Sensing this could be the Raider’s opportunity to take advantage of a beat-up secondary and a defense that lost star pass rusher JJ Watt in the first half, Derek Carr found Tyrell Williams deep along the right side for a 46-yard touchdown. Gareon Conley was the man in coverage; the touchdown pass was Carr’s third of the game.
This is where things started to take a turn in favor of the Texans.
Trailing 21-13, the Texans took the ball and put together a methodical 15 play, 77-yard drive that ate up nearly eight mins in the third quarter. Maxx Crosby, who had himself a standout game, nearly made the play of the game when he punched the ball out of the hands of Carlos Hyde. Luckily for the Texans, the ball was recovered by one of their linemen.
Two plays later, it was 21-20, Watson connected with tight end Darren Fells on an eight-yard touchdown, and the Raiders lead was down to one.
The long drive took a toll on the defense. They were visibly worn down.
Needing a big-time response, Derek Carr led the offense down the field 50-yards but were not able to convert a 3rd and 7 from the Houston 25 and had to settle for a field goal. In a game that was decided by three points, not getting seven on the drive proved to be costly.
Deshaun Watson and the Texans offense got the ball back down 24-20 with 10:48 remaining in the game. And just like on their previous drive, the Texans would not be stopped. Maxx Crosby was flagged for a questionable roughing the passer that got the drive started; eight plays later in was Nicholas Morrow, who was flagged for illegal contact. The Raiders were penalized 11 times for 110 yards throughout the game.
The scoring play was again a Watson to Fells touchdown pass.

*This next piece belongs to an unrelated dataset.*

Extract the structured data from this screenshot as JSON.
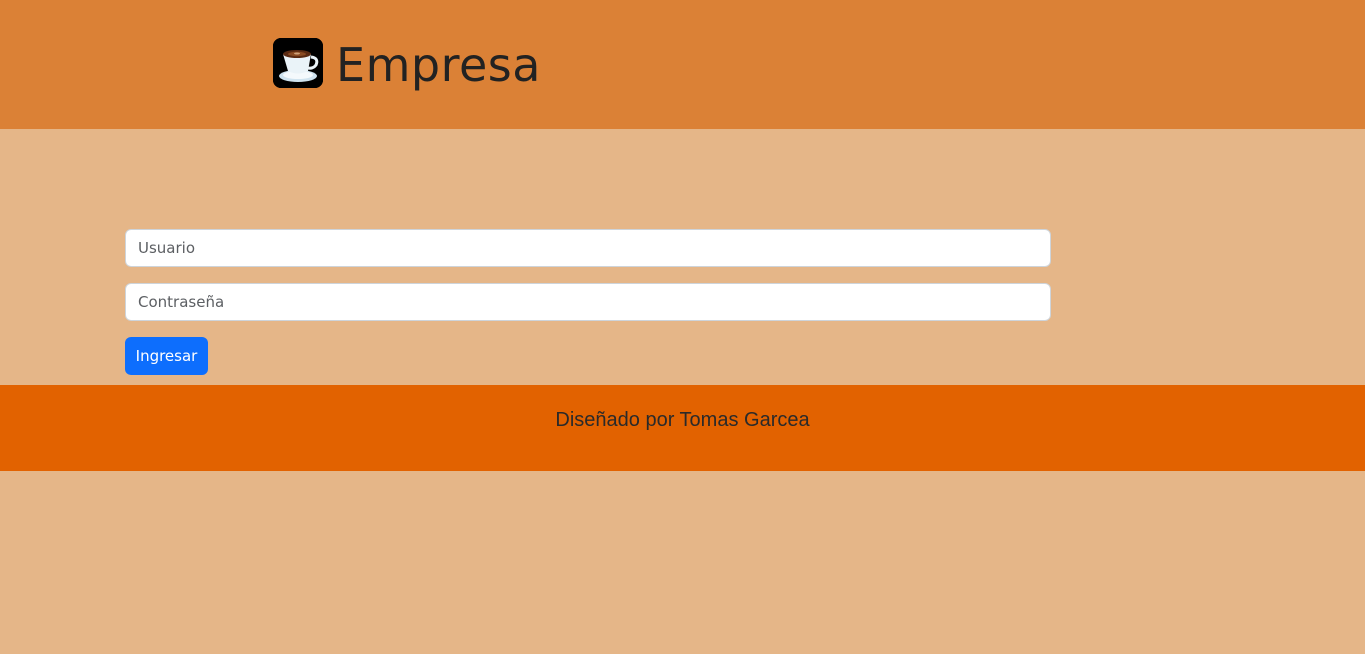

After leading the entire game, the Raiders were playing from behind for the first time with 6:26 left in the game. An eight-yard run by Josh Jacobs on 1st down, a 22-yard pick up by Tyrell Williams on 2nd down, and the Raiders looked to be in business. The drive killer came on the fourth play. A 10-yard holding penalty negated a 12-yard Jacobs gain on Richie Incognito. Now the offense was faced with a 2nd and 20 from their 45-yard line.

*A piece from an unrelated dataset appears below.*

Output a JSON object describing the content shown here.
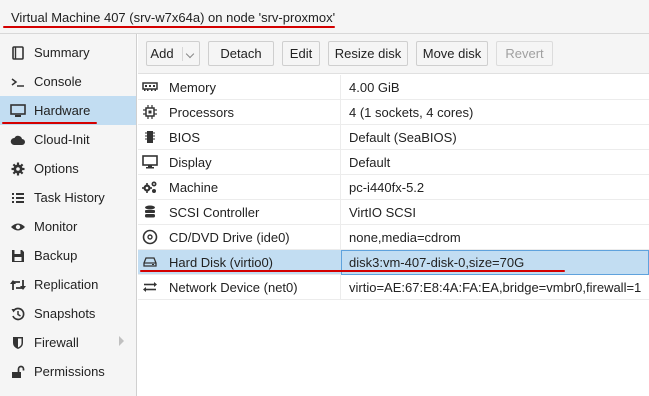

After a short gain of four yards, it was 3rd and 16. Derek Carr zeroed in on Tyrell Williams, who was tightly guarded by Gareon Conley. The ball was a go route to Williams. Carr tried to hit Williams with a back-shoulder throw. Conley was a bit handsy on the play, but no flag was thrown. Williams was able to get his hands on it, but Conley fought hard to wrestle the ball away. For a moment, it looked as if Gruden would challenge the play, but he decided against it. The Raiders punted the ball away for the final time with 4:09 left in the game.

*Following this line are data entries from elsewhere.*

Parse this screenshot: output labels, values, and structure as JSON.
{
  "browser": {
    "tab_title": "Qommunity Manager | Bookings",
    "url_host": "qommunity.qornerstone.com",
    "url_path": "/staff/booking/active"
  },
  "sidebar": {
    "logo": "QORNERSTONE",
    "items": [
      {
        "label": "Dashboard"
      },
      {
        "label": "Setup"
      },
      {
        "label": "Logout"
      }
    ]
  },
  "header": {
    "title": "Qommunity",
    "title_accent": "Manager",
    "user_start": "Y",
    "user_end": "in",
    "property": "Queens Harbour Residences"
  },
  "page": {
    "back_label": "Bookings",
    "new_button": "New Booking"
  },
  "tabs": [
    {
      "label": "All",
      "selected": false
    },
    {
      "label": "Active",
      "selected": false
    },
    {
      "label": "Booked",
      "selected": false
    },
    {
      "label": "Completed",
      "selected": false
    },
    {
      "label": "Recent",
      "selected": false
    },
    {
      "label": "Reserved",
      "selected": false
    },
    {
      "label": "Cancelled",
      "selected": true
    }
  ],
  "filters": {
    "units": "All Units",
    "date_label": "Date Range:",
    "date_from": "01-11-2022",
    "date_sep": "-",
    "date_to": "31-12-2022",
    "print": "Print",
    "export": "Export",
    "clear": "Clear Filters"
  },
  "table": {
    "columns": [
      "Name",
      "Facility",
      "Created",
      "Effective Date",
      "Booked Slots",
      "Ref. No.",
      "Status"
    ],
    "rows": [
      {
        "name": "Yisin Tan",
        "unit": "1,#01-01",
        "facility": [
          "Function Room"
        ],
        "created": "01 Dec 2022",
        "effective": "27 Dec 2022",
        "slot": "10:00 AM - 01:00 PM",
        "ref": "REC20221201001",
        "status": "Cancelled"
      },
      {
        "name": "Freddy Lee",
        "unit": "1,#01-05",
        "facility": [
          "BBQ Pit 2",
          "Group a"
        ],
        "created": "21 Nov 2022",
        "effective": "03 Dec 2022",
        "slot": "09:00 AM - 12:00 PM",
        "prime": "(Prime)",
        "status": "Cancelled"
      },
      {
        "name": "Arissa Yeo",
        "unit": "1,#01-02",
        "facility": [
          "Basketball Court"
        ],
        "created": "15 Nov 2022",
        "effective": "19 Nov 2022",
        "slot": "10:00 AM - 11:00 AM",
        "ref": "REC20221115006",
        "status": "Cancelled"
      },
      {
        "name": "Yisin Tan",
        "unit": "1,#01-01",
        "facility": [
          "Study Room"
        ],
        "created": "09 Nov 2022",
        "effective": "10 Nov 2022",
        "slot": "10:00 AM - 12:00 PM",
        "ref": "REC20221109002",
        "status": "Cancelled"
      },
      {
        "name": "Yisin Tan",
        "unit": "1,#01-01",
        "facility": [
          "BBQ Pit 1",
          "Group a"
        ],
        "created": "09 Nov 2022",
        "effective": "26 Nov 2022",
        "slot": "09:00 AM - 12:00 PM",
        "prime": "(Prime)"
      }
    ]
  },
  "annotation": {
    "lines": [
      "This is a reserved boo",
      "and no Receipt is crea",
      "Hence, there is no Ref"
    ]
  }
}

Three first downs, two timeouts, and a two-minute warning later in was victory formation time for the Texans. At the end of the day, the blame goes to both sides of the ball. The Raiders offense was not able to take advantage of an undermanned Texans defense, and the Raiders defense could not get stops when they needed it in the second half.
The Raiders fall to 3-4 on the season.